━━ Data provided ━━

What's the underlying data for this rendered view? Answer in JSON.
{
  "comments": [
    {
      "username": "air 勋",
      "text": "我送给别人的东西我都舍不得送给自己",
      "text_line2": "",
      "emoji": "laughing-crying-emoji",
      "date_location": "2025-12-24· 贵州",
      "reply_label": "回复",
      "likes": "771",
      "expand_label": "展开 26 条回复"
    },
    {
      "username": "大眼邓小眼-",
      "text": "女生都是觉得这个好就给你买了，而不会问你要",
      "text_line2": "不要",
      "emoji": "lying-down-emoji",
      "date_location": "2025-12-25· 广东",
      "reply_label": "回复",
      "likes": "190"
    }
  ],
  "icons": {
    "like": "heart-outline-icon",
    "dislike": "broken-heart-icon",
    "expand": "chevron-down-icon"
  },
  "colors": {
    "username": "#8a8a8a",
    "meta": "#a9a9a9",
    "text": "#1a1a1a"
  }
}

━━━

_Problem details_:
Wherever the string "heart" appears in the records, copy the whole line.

_Task result_:
    "like": "heart-outline-icon",
    "dislike": "broken-heart-icon",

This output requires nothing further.